Today I said to him, "We could ride our bikes over to your friends house. And then he could ride back here with us. I can show you boys the shortcuts where cars don't go and we can stay off of the busy streets." He paused and seemed doubtful. So I persisted. "It'll only take us about 15 minutes to get there." He brightened up, put on his shoes and got out his bike.

The ride is almost the same as the route I took to and from high school every day for four years. We had no school bus then and almost nobody thought they had to give their kid a ride to school every day. We all biked or walked in our year 'round climate.

It was beautiful and sunny today as we left our house and crossed past my boy's school heading up through the rolling hills of our San Roque neighborhood.

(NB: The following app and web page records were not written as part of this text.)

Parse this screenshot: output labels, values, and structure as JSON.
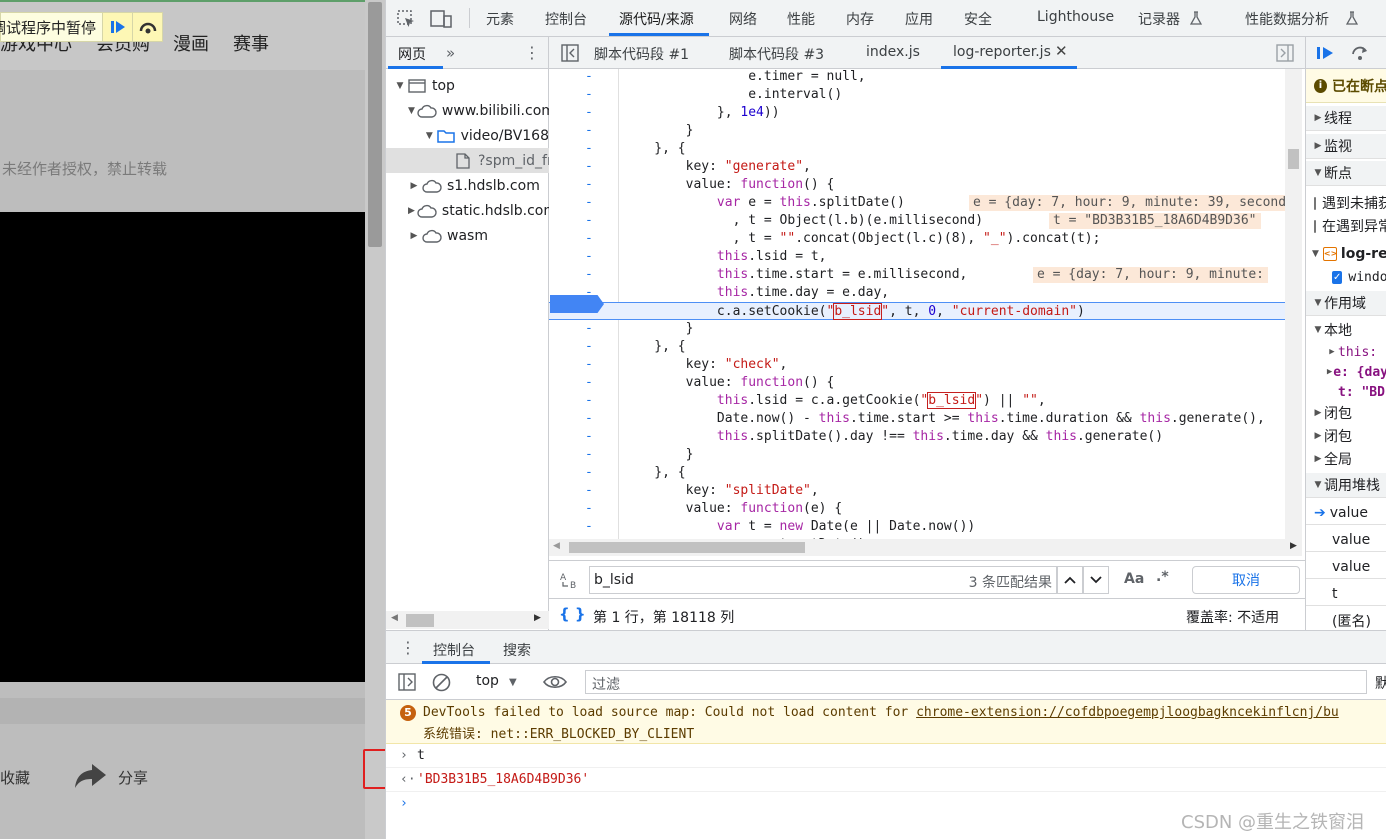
{
  "webpage": {
    "nav_items": [
      "游戏中心",
      "会员购",
      "漫画",
      "赛事"
    ],
    "pause_banner": "已在调试程序中暂停",
    "notice": "未经作者授权，禁止转载",
    "favorite_label": "收藏",
    "share_label": "分享"
  },
  "devtools": {
    "main_tabs": [
      "元素",
      "控制台",
      "源代码/来源",
      "网络",
      "性能",
      "内存",
      "应用",
      "安全",
      "Lighthouse",
      "记录器",
      "性能数据分析"
    ],
    "active_tab": "源代码/来源",
    "navigator": {
      "tab_label": "网页",
      "tree": [
        {
          "label": "top",
          "icon": "frame-icon",
          "expanded": true
        },
        {
          "label": "www.bilibili.com",
          "icon": "cloud-icon",
          "expanded": true
        },
        {
          "label": "video/BV168",
          "icon": "folder-icon",
          "expanded": true
        },
        {
          "label": "?spm_id_from",
          "icon": "file-icon",
          "selected": true
        },
        {
          "label": "s1.hdslb.com",
          "icon": "cloud-icon",
          "expanded": false
        },
        {
          "label": "static.hdslb.com",
          "icon": "cloud-icon",
          "expanded": false
        },
        {
          "label": "wasm",
          "icon": "cloud-icon",
          "expanded": false
        }
      ]
    },
    "editor_tabs": [
      "脚本代码段 #1",
      "脚本代码段 #3",
      "index.js",
      "log-reporter.js"
    ],
    "active_editor_tab": "log-reporter.js",
    "search": {
      "query": "b_lsid",
      "result_count": "3 条匹配结果",
      "match_case": "Aa",
      "regex": ".*",
      "cancel_label": "取消"
    },
    "status": {
      "position": "第 1 行，第 18118 列",
      "coverage": "覆盖率: 不适用"
    },
    "debugger": {
      "paused_label": "已在断点",
      "sections": [
        "线程",
        "监视",
        "断点",
        "作用域",
        "调用堆栈"
      ],
      "breakpoint_options": [
        "遇到未捕获的异常时暂停",
        "在遇到异常时暂停"
      ],
      "breakpoint_file": "log-reporter.js",
      "breakpoint_code": "window",
      "scope_local": "本地",
      "scope_vars": [
        "this:",
        "e: {day",
        "t: \"BD"
      ],
      "closures": [
        "闭包",
        "闭包",
        "全局"
      ],
      "call_stack": [
        "value",
        "value",
        "value",
        "t",
        "(匿名)"
      ]
    },
    "drawer": {
      "tabs": [
        "控制台",
        "搜索"
      ],
      "context": "top",
      "filter_placeholder": "过滤",
      "default_levels": "默认"
    },
    "console": {
      "warning_count": "5",
      "warning_line1_prefix": "DevTools failed to load source map: Could not load content for ",
      "warning_link": "chrome-extension://cofdbpoegempjloogbagkncekinflcnj/bu",
      "warning_line2": "系统错误: net::ERR_BLOCKED_BY_CLIENT",
      "input": "t",
      "output": "'BD3B31B5_18A6D4B9D36'"
    }
  },
  "code": {
    "lines": [
      "                e.timer = null,",
      "                e.interval()",
      "            }, 1e4))",
      "        }",
      "    }, {",
      "        key: \"generate\",",
      "        value: function() {",
      "            var e = this.splitDate()",
      "              , t = Object(l.b)(e.millisecond)",
      "              , t = \"\".concat(Object(l.c)(8), \"_\").concat(t);",
      "            this.lsid = t,",
      "            this.time.start = e.millisecond,",
      "            this.time.day = e.day,",
      "            c.a.setCookie(\"b_lsid\", t, 0, \"current-domain\")",
      "        }",
      "    }, {",
      "        key: \"check\",",
      "        value: function() {",
      "            this.lsid = c.a.getCookie(\"b_lsid\") || \"\",",
      "            Date.now() - this.time.start >= this.time.duration && this.generate(),",
      "            this.splitDate().day !== this.time.day && this.generate()",
      "        }",
      "    }, {",
      "        key: \"splitDate\",",
      "        value: function(e) {",
      "            var t = new Date(e || Date.now())",
      "              , n = t.getDate()"
    ],
    "inline_values": {
      "line8": "e = {day: 7, hour: 9, minute: 39, second",
      "line9": "t = \"BD3B31B5_18A6D4B9D36\"",
      "line12": "e = {day: 7, hour: 9, minute:"
    }
  },
  "watermark": "CSDN @重生之铁窗泪",
  "colors": {
    "accent": "#1a73e8",
    "warning_bg": "#fffbe5",
    "annotation_red": "#e02020"
  }
}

The route took us past my old home street and we stopped near the top of the hill to rest. Then, like Radar on MASH, my ears picked up a familiar sound from 40 years ago. An ice cream truck!

My son didn't hear it. When he did, I had to explain to him what it was. "It's ice cream!" Again my boy looked dubious. The beat-up old truck came chugging toward us with it's merry music blaring and I waved it to a stop. We got a couple of Life Saver flavored popcicles. And there, on the same street where I once ran for the ice cream truck with a shiny dime in my hand, I caught up with it and felt like a 9 year old again. Until that moment my 9 year old never even knew such a thing ever existed.

We met our friend and took off again for home. After a short stop to visit grandma (and the house I grew up in) I told the boys they'd have to navigate on the way back. "Which Way?" they'd say. "Pick a direction" I'd answer. And off we'd go. With a little help they managed to find the way.

As we flew down the streets they learned to dodge cars, play chase and had a running pretend shootout that lasted for a mile. It was fast and it was spontaneous. It was full of laughs and a taste of adventure. It was freedom.

Today's Streetparked Classic

1939 Ford Truck (click to enlarge)

Monday, November 2, 2009

Cougar in a Devil Suit

Halloween in Santa Barbara.

Friday evening the boys were on the back deck carving pumpkins with friends.
You'll note that they are in t-shirts and's been very warm here.

Pumpkin Carvers

What could be scarier than a group of teenagers?
Perhaps an overweight mom dressed as a slut.

My buddy Ray and I walked our two 9-year-olds through the hottest trick or treat neighborhood in our area. Lots of great displays of Halloween spirit and hundreds of kids with parents roaming sidewalks and streets. All in all it was very neighborly and family friendly. But after a while we began to count the number of cougars in devil suits. Which leads me to:

Today's Street Parked Classic

The old gal is showing her age and some poor treatment at the hands of a careless world, but this Cougar still has classic lines and a certain grace that can make a man's heart race.

1968 Mercury Cougar (Click to Enlarge)

Another Ground Beef Alert In New England States

Reuters reports on a new ground beef borne e-coli outbreak in New England:

WASHINGTON (Reuters) - A New Hampshire resident died and two others were hospitalized after consuming ground beef that may have been tainted by bacteria that can cause diarrhea, dehydration and kidney failure.